The war on immigrants is a war on working people in this country. This is important. For all the talk of the sanctity of borders and the other nationalistic, bombastic B.S. that comes out of the mouth of our president and other leaders of the anti-immigrant crowd, what is happening is a gutting of the capacity of workers to reorganize and stand united against the austerity forced on them by capital. Immigrants are not the reason jobs like meatpacking in this country have been de-unionized and underpaid. The operations of capital are the reason – and the government that defends the capitalists. It has happened over and over again. The workers will be detained and many will be deported. The owners will, at most, pay a fine that is a fraction of what they earn exploiting vulnerable working people. The beat goes on.

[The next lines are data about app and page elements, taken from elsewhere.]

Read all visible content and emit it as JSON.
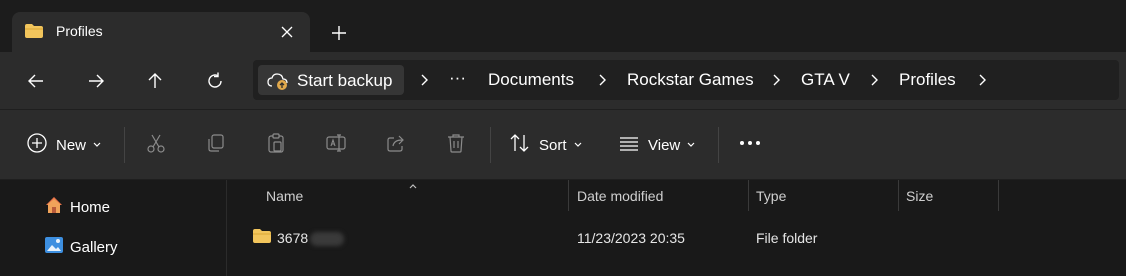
{
  "tab": {
    "title": "Profiles"
  },
  "address": {
    "backup_label": "Start backup",
    "overflow": "···",
    "crumbs": [
      "Documents",
      "Rockstar Games",
      "GTA V",
      "Profiles"
    ]
  },
  "commands": {
    "new_label": "New",
    "sort_label": "Sort",
    "view_label": "View"
  },
  "sidebar": {
    "items": [
      {
        "label": "Home"
      },
      {
        "label": "Gallery"
      }
    ]
  },
  "columns": {
    "name": "Name",
    "date": "Date modified",
    "type": "Type",
    "size": "Size"
  },
  "rows": [
    {
      "name": "3678",
      "date": "11/23/2023 20:35",
      "type": "File folder",
      "size": ""
    }
  ],
  "colors": {
    "background": "#191919",
    "toolbar": "#2c2c2c",
    "folder": "#f2c55c"
  }
}
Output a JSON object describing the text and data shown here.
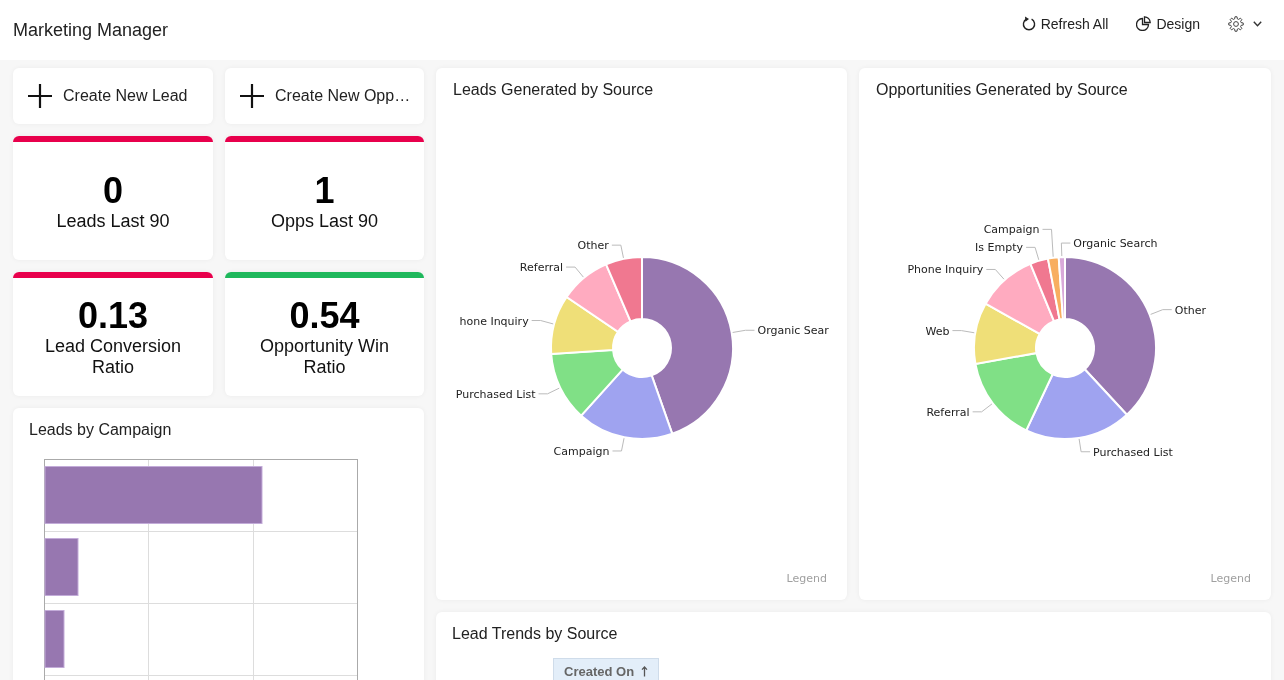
{
  "header": {
    "title": "Marketing Manager",
    "actions": [
      {
        "kind": "refresh",
        "label": "Refresh All"
      },
      {
        "kind": "design",
        "label": "Design"
      },
      {
        "kind": "settings"
      }
    ]
  },
  "quick_actions": [
    {
      "label": "Create New Lead"
    },
    {
      "label": "Create New Opp…"
    }
  ],
  "kpis": [
    {
      "value": "0",
      "label": "Leads Last 90",
      "color": "#e8004c"
    },
    {
      "value": "1",
      "label": "Opps Last 90",
      "color": "#e8004c"
    },
    {
      "value": "0.13",
      "label": "Lead Conversion Ratio",
      "color": "#e8004c"
    },
    {
      "value": "0.54",
      "label": "Opportunity Win Ratio",
      "color": "#1fb85c"
    }
  ],
  "leads_by_campaign": {
    "title": "Leads by Campaign"
  },
  "leads_by_source": {
    "title": "Leads Generated by Source",
    "legend_toggle": "Legend",
    "chart_data": {
      "type": "donut",
      "categories": [
        "Organic Sear",
        "Campaign",
        "Purchased List",
        "hone Inquiry",
        "Referral",
        "Other"
      ],
      "values": [
        44.2,
        16.9,
        12.2,
        10.4,
        9.0,
        6.4
      ]
    }
  },
  "opportunities_by_source": {
    "title": "Opportunities Generated by Source",
    "legend_toggle": "Legend",
    "chart_data": {
      "type": "donut",
      "categories": [
        "Other",
        "Purchased List",
        "Referral",
        "Web",
        "Phone Inquiry",
        "Is Empty",
        "Campaign",
        "Organic Search"
      ],
      "values": [
        38.1,
        18.9,
        15.2,
        10.9,
        10.7,
        3.2,
        1.9,
        1.1
      ]
    }
  },
  "lead_trends": {
    "title": "Lead Trends by Source",
    "columns": [
      {
        "label": "Created On",
        "sort_ascending": true
      }
    ]
  }
}
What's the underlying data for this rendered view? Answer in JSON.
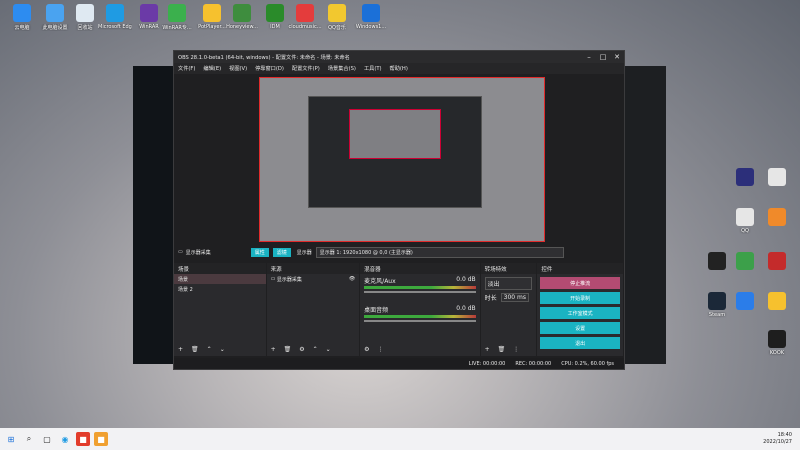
{
  "desktop": {
    "top_icons": [
      {
        "label": "云电脑",
        "icon": "computer-icon",
        "color": "#2d8cf0"
      },
      {
        "label": "此电脑设置",
        "icon": "settings-icon",
        "color": "#4aa3f0"
      },
      {
        "label": "回收站",
        "icon": "recycle-bin-icon",
        "color": "#dfe9f2"
      },
      {
        "label": "Microsoft Edge",
        "icon": "edge-icon",
        "color": "#1f9be3"
      },
      {
        "label": "WinRAR",
        "icon": "winrar-icon",
        "color": "#6b3aa7"
      },
      {
        "label": "WinRAR专...",
        "icon": "app-icon",
        "color": "#3bb04d"
      },
      {
        "label": "PotPlayer...",
        "icon": "potplayer-icon",
        "color": "#f6c12e"
      },
      {
        "label": "Honeyview...",
        "icon": "honeyview-icon",
        "color": "#3e8d3e"
      },
      {
        "label": "IDM",
        "icon": "idm-icon",
        "color": "#2a8b2a"
      },
      {
        "label": "cloudmusic...",
        "icon": "music-icon",
        "color": "#e43c3c"
      },
      {
        "label": "QQ音乐",
        "icon": "qq-music-icon",
        "color": "#f2c82f"
      },
      {
        "label": "Windows1...",
        "icon": "windows-icon",
        "color": "#1b70d8"
      }
    ],
    "right_icons": [
      {
        "label": "",
        "icon": "game-icon",
        "color": "#2c2f7a"
      },
      {
        "label": "",
        "icon": "app-icon",
        "color": "#e6e6e6"
      },
      {
        "label": "QQ",
        "icon": "qq-icon",
        "color": "#e6e6e6"
      },
      {
        "label": "",
        "icon": "app-icon",
        "color": "#f08a2a"
      },
      {
        "label": "",
        "icon": "app-icon",
        "color": "#222"
      },
      {
        "label": "",
        "icon": "app-icon",
        "color": "#3ca04a"
      },
      {
        "label": "",
        "icon": "app-icon",
        "color": "#c42b2b"
      },
      {
        "label": "Steam",
        "icon": "steam-icon",
        "color": "#1b2838"
      },
      {
        "label": "",
        "icon": "app-icon",
        "color": "#2b7de9"
      },
      {
        "label": "",
        "icon": "app-icon",
        "color": "#f6c12e"
      },
      {
        "label": "KOOK",
        "icon": "kook-icon",
        "color": "#1e1e1e"
      }
    ]
  },
  "obs": {
    "title": "OBS 28.1.0-beta1 (64-bit, windows) - 配置文件: 未命名 - 场景: 未命名",
    "menu": [
      "文件(F)",
      "编辑(E)",
      "视图(V)",
      "停靠窗口(D)",
      "配置文件(P)",
      "场景集合(S)",
      "工具(T)",
      "帮助(H)"
    ],
    "source_label": "显示器采集",
    "props_button": "属性",
    "filters_button": "滤镜",
    "display_label": "显示器",
    "display_value": "显示器 1: 1920x1080 @ 0,0 (主显示器)",
    "scenes": {
      "title": "场景",
      "items": [
        "场景",
        "场景 2"
      ]
    },
    "sources": {
      "title": "来源",
      "items": [
        "显示器采集"
      ]
    },
    "mixer": {
      "title": "混音器",
      "channels": [
        {
          "name": "麦克风/Aux",
          "db": "0.0 dB"
        },
        {
          "name": "桌面音频",
          "db": "0.0 dB"
        }
      ]
    },
    "transitions": {
      "title": "转场特效",
      "type": "淡出",
      "duration_label": "时长",
      "duration": "300 ms"
    },
    "controls": {
      "title": "控件",
      "buttons": [
        "停止推流",
        "开始录制",
        "工作室模式",
        "设置",
        "退出"
      ]
    },
    "status": {
      "live": "LIVE: 00:00:00",
      "rec": "REC: 00:00:00",
      "cpu": "CPU: 0.2%, 60.00 fps"
    }
  },
  "taskbar": {
    "time": "18:40",
    "date": "2022/10/27"
  }
}
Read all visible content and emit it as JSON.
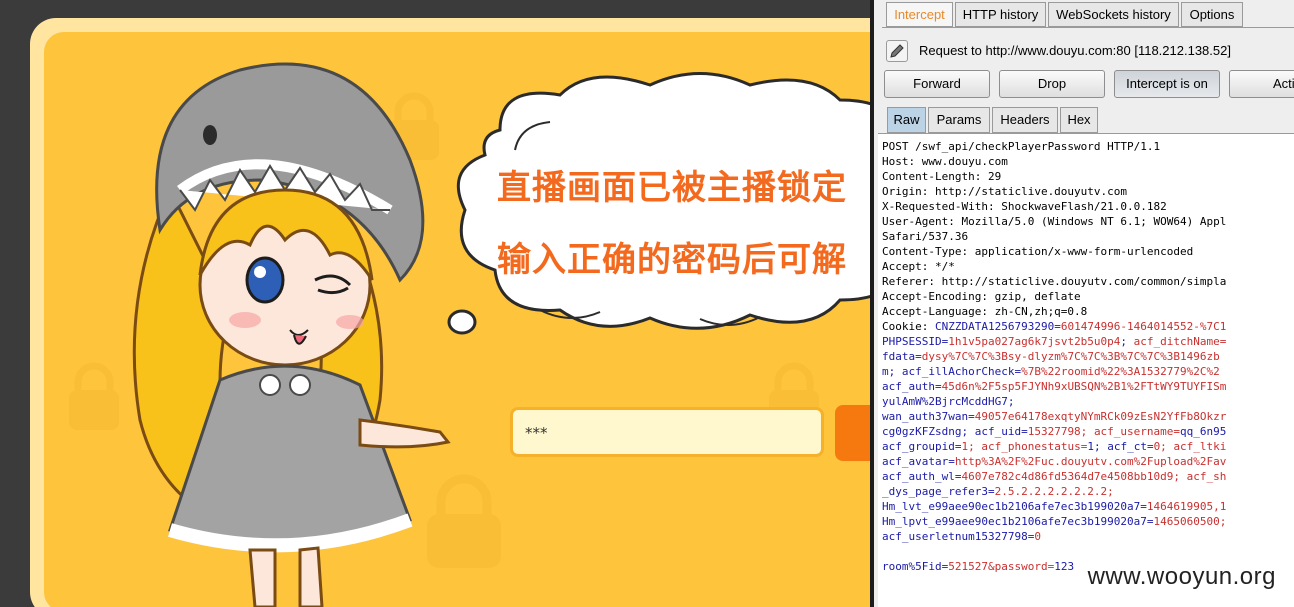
{
  "flash": {
    "line1": "直播画面已被主播锁定",
    "line2": "输入正确的密码后可解",
    "password_value": "***"
  },
  "burp": {
    "tabs": [
      {
        "label": "Intercept",
        "active": true
      },
      {
        "label": "HTTP history"
      },
      {
        "label": "WebSockets history"
      },
      {
        "label": "Options"
      }
    ],
    "request_label": "Request to http://www.douyu.com:80  [118.212.138.52]",
    "buttons": {
      "forward": "Forward",
      "drop": "Drop",
      "intercept": "Intercept is on",
      "action": "Action"
    },
    "subtabs": [
      {
        "label": "Raw",
        "active": true
      },
      {
        "label": "Params"
      },
      {
        "label": "Headers"
      },
      {
        "label": "Hex"
      }
    ],
    "lines": [
      [
        "POST /swf_api/checkPlayerPassword HTTP/1.1"
      ],
      [
        "Host: www.douyu.com"
      ],
      [
        "Content-Length: 29"
      ],
      [
        "Origin: http://staticlive.douyutv.com"
      ],
      [
        "X-Requested-With: ShockwaveFlash/21.0.0.182"
      ],
      [
        "User-Agent: Mozilla/5.0 (Windows NT 6.1; WOW64) Appl"
      ],
      [
        "Safari/537.36"
      ],
      [
        "Content-Type: application/x-www-form-urlencoded"
      ],
      [
        "Accept: */*"
      ],
      [
        "Referer: http://staticlive.douyutv.com/common/simpla"
      ],
      [
        "Accept-Encoding: gzip, deflate"
      ],
      [
        "Accept-Language: zh-CN,zh;q=0.8"
      ],
      [
        "Cookie: ",
        "CNZZDATA1256793290=",
        "601474996-1464014552-%7C1"
      ],
      [
        "",
        "PHPSESSID=",
        "1h1v5pa027ag6k7jsvt2b5u0p4",
        "; ",
        "acf_ditchName="
      ],
      [
        "",
        "fdata=",
        "dysy%7C%7C%3Bsy-dlyzm%7C%7C%3B%7C%7C%3B1496zb"
      ],
      [
        "",
        "m; ",
        "",
        "acf_illAchorCheck=",
        "%7B%22roomid%22%3A1532779%2C%2"
      ],
      [
        "",
        "acf_auth=",
        "45d6n%2F5sp5FJYNh9xUBSQN%2B1%2FTtWY9TUYFISm"
      ],
      [
        "",
        "yulAmW%2BjrcMcddHG7;"
      ],
      [
        "",
        "wan_auth37wan=",
        "49057e64178exqtyNYmRCk09zEsN2YfFb8Okzr"
      ],
      [
        "",
        "cg0gzKFZsdng; ",
        "",
        "acf_uid=",
        "15327798; ",
        "",
        "acf_username=",
        "qq_6n95"
      ],
      [
        "",
        "acf_groupid=",
        "1; ",
        "",
        "acf_phonestatus=",
        "1; ",
        "",
        "acf_ct=",
        "0; ",
        "",
        "acf_ltki"
      ],
      [
        "",
        "acf_avatar=",
        "http%3A%2F%2Fuc.douyutv.com%2Fupload%2Fav"
      ],
      [
        "",
        "acf_auth_wl=",
        "4607e782c4d86fd5364d7e4508bb10d9; ",
        "",
        "acf_sh"
      ],
      [
        "",
        "_dys_page_refer3=",
        "2.5.2.2.2.2.2.2.2;"
      ],
      [
        "",
        "Hm_lvt_e99aee90ec1b2106afe7ec3b199020a7=",
        "1464619905,1"
      ],
      [
        "",
        "Hm_lpvt_e99aee90ec1b2106afe7ec3b199020a7=",
        "1465060500;"
      ],
      [
        "",
        "acf_userletnum15327798=",
        "0"
      ],
      [
        ""
      ],
      [
        "",
        "room%5Fid=",
        "521527&",
        "",
        "password=",
        "123"
      ]
    ]
  },
  "watermark": "www.wooyun.org"
}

There is not a flag large enough to hide this exploitative system.
UPDATE: Action alert from Detention Watch Network
This week our community in Mississippi was attacked when 680 community members were kidnapped from their workplace and caged. As DWN members are reaching out, we’d like to share the ongoing response efforts that we can all plug in to. DWN member, Southeast Immigrant Rights Network (SEIRN), is on the ground and, alongside several southeast grassroots organizations and groups, working alongside the local community and families affected. Following their lead, here are current ways you can support:
- For needed volunteer capacity & resources, fill out this form to identify how you can help and SEIRN will follow-up with more info.
- Circulate the hotline for MS community members affected: (978) 993-3300
- Fundraising efforts, including a fund for families, are currently being coordinated – follow SEIRN for updates or make a direct contribution to SEIRN here.
- Media inquiries can be submitted here. DWN’s press statement can be found here.
Additionally, there are several hunger strikes inside immigration jails happening at the moment, including several week-long strikes led by individuals detained in El Paso Processing Center (TX) and at Krome (FL). Since beginning their hunger strikes, strikers have been retaliated against in various ways. Watch this video for more information.
Take action now to demand their release:
- Call your Member of Congress at 202-224-3121 & 202-225-3121
- Sign the petition: bit.ly/2Y9evIQ
For updates, follow Detained Migrant Solidarity Committee and AVID in the Chihuahuan Desert (@avid_chihuahuan) on Twitter.